'The Circus: Down the Road': Film Review
The Camillo family didn't just drop everything and leave with the circus, they made a movie about the life.
When he was 4 years old, Seth Camillo's parents took him to the circus, had an unlikely conversation with the guy who ran it and wound up joining the caravan off and on for decades. As a grown-up, Camillo went to film school, graduated and decided to go back on the circuit, this time with cameras. That it took him over 15 years to produce The Circus: Down the Road, his filmmaking debut, might say something about his dedication to the project, and one does get the impression it would've faded into nothing if current trends hadn't made circuses an endangered species. As things stand, personal perspective brings something to this rudimentary documentary, but not nearly enough to help it compete with more polished portraits of big-top razzle-dazzle.

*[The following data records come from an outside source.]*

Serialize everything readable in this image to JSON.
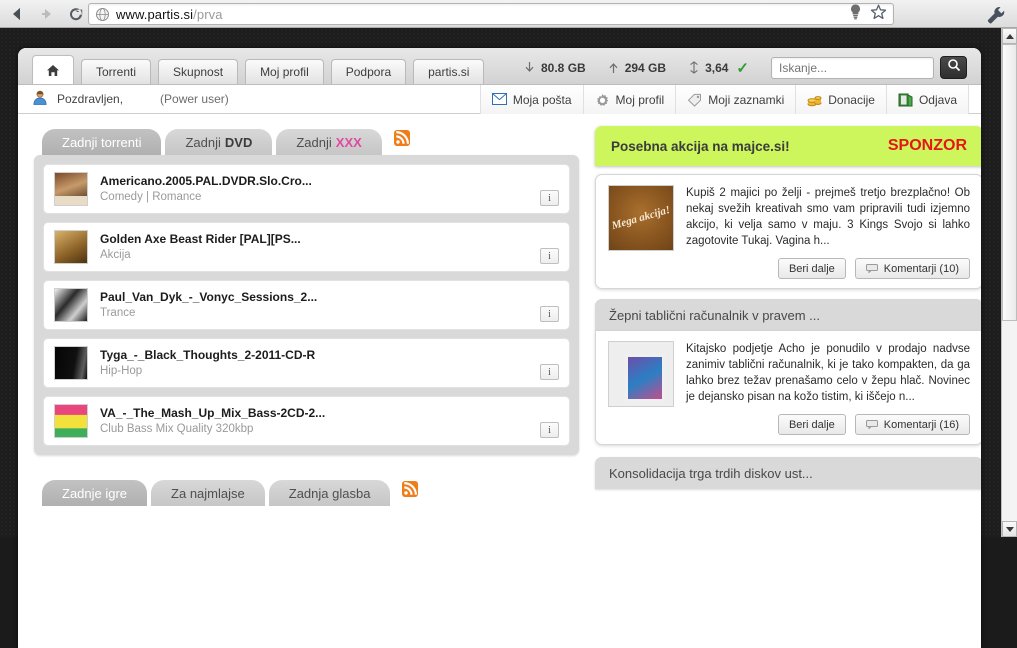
{
  "browser": {
    "url_main": "www.partis.si",
    "url_path": "/prva",
    "back_icon": "back-arrow-icon",
    "forward_icon": "forward-arrow-icon",
    "reload_icon": "reload-icon",
    "globe_icon": "globe-icon",
    "bulb_icon": "lightbulb-icon",
    "star_icon": "star-icon",
    "wrench_icon": "wrench-icon"
  },
  "topnav": {
    "home_label": "Domov",
    "tabs": [
      {
        "label": "Torrenti"
      },
      {
        "label": "Skupnost"
      },
      {
        "label": "Moj profil"
      },
      {
        "label": "Podpora"
      },
      {
        "label": "partis.si"
      }
    ],
    "stats": [
      {
        "icon": "download-arrow-icon",
        "value": "80.8 GB"
      },
      {
        "icon": "upload-arrow-icon",
        "value": "294 GB"
      },
      {
        "icon": "ratio-icon",
        "value": "3,64"
      }
    ],
    "ratio_ok": "✓",
    "search_placeholder": "Iskanje...",
    "search_value": "",
    "search_button_icon": "search-icon"
  },
  "userbar": {
    "avatar_icon": "user-avatar-icon",
    "greeting": "Pozdravljen,",
    "role": "(Power user)",
    "menu": [
      {
        "label": "Moja pošta",
        "icon": "envelope-icon"
      },
      {
        "label": "Moj profil",
        "icon": "gear-icon"
      },
      {
        "label": "Moji zaznamki",
        "icon": "tag-icon"
      },
      {
        "label": "Donacije",
        "icon": "coins-icon"
      },
      {
        "label": "Odjava",
        "icon": "logout-icon"
      }
    ]
  },
  "left": {
    "tabs_top": [
      {
        "label": "Zadnji torrenti",
        "active": true
      },
      {
        "label": "Zadnji ",
        "bold": "DVD",
        "active": false
      },
      {
        "label": "Zadnji ",
        "pink": "XXX",
        "active": false
      }
    ],
    "rss_icon": "rss-icon",
    "torrents": [
      {
        "title": "Americano.2005.PAL.DVDR.Slo.Cro...",
        "category": "Comedy | Romance",
        "thumb": "th-americano",
        "info": "i"
      },
      {
        "title": "Golden Axe Beast Rider [PAL][PS...",
        "category": "Akcija",
        "thumb": "th-golden",
        "info": "i"
      },
      {
        "title": "Paul_Van_Dyk_-_Vonyc_Sessions_2...",
        "category": "Trance",
        "thumb": "th-paul",
        "info": "i"
      },
      {
        "title": "Tyga_-_Black_Thoughts_2-2011-CD-R",
        "category": "Hip-Hop",
        "thumb": "th-tyga",
        "info": "i"
      },
      {
        "title": "VA_-_The_Mash_Up_Mix_Bass-2CD-2...",
        "category": "Club Bass Mix Quality 320kbp",
        "thumb": "th-va",
        "info": "i"
      }
    ],
    "tabs_bottom": [
      {
        "label": "Zadnje igre",
        "active": true
      },
      {
        "label": "Za najmlajse",
        "active": false
      },
      {
        "label": "Zadnja glasba",
        "active": false
      }
    ]
  },
  "right": {
    "sponsor": {
      "title": "Posebna akcija na majce.si!",
      "tag": "SPONZOR",
      "badge_text": "Mega akcija!",
      "body": "Kupiš 2 majici po želji - prejmeš tretjo brezplačno! Ob nekaj svežih kreativah smo vam pripravili tudi izjemno akcijo, ki velja samo v maju. 3 Kings Svojo si lahko zagotovite Tukaj. Vagina h...",
      "read_more": "Beri dalje",
      "comments": "Komentarji (10)"
    },
    "articles": [
      {
        "title": "Žepni tablični računalnik v pravem ...",
        "body": "Kitajsko podjetje Acho je ponudilo v prodajo nadvse zanimiv tablični računalnik, ki je tako kompakten, da ga lahko brez težav prenašamo celo v žepu hlač. Novinec je dejansko pisan na kožo tistim, ki iščejo n...",
        "read_more": "Beri dalje",
        "comments": "Komentarji (16)",
        "thumb": "th-tablet"
      },
      {
        "title": "Konsolidacija trga trdih diskov ust...",
        "body": "",
        "read_more": "",
        "comments": "",
        "thumb": ""
      }
    ]
  },
  "colors": {
    "sponsor_green": "#cdf55c",
    "sponsor_red": "#e61616",
    "rss_orange": "#ef7d1a",
    "xxx_pink": "#e04aa0",
    "ratio_green": "#2f9e2f"
  }
}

Beginning the production in 2002, Seth is joined as director by his mother Barbara, an amateur artist whose first contribution to the project — a very out-of-focus interview with her son — don't bode well. (Seth tells us she attended the Iowa Writers' Workshop late in life, but anything she might've picked up there about storytelling structure didn't make its way into the film.) Seth and Barbara pile in a van (presumably with Victor, Seth's father and the film's producer) and hook up with their old friends in Carson & Barnes, reportedly the biggest circus left in America.
We soon meet a sixth-generation acrobat, a charming 7-year-old named Franchesca Cavallini, and see how the doc might benefit from its drawn-out production: Franchesca is 17 in the next scene, a veteran trapeze artist, and the possibility of a Seven Up-like, longitudinal look at circus life, amplified by the filmmakers' friendships with their subjects, could compensate for the lack of production value. But the film proves unable to dig deep into its characters for the most part, and while we meet other dynasties like the Cavallinis here, their histories never really click into place.

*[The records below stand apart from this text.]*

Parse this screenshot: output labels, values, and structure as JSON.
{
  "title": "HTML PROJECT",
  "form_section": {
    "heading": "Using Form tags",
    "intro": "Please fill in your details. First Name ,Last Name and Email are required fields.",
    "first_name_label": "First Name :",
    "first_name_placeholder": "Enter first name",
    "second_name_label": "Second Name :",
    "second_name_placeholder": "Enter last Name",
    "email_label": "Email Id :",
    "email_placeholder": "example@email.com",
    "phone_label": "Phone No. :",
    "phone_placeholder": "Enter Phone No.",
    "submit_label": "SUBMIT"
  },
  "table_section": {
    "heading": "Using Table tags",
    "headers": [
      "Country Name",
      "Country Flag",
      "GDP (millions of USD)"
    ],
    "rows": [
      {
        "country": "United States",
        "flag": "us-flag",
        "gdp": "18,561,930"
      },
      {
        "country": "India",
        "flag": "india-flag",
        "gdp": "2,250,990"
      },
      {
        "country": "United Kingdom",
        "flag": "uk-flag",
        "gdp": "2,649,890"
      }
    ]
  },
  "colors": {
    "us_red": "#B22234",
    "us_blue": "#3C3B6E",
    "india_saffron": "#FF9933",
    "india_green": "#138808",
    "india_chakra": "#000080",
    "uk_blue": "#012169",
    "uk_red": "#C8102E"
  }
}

We hang out with Lance Ramos, who works in a cage with 14 white tigers, and hear how he punched his way through fear after his inevitable first injury. We watch a new hire who has just been put in charge of giant snakes, and is proving game despite his lifelong distaste for things that slither. Then there's Armando Loyal, a ninth-generation bareback rider descended from a man who wowed Napoleon with his prowess. But these are anecdotes, not involving stories.
Most of the interviews circle around a couple of topics: the physical sacrifices required of circus cast and crew, who work nine months a year with no days off; the sense of family that develops in that environment; and the dedication performers have to a way of life that might soon come to an end. (The doc glancingly mentions some of the threats to circuses — other forms of entertainment, changing attitudes about the treatment of animals — but offers no follow-up.)
Hit-or-miss cinematography contains only enough pretty images of big-top action to make one wonder how so many mediocre or crummy ones made the cut; and while we see a couple of nice drawings Barbara has made of circus performers in the past, the animation she does for the film is unappealingly crude. Ultimately, Seth's promise to show us "the unseen world of the circus" is only very slightly fulfilled, and viewers with any nostalgia for the subject will likely yearn for a more professional vision, whether it ventures behind the scenes or not.
Production company: Ring 5 Productions
Directors-directors of photography: Seth Camillo, Barbara Camillo
Producers: Victor Camillo
Editor-composer: Seth Camillo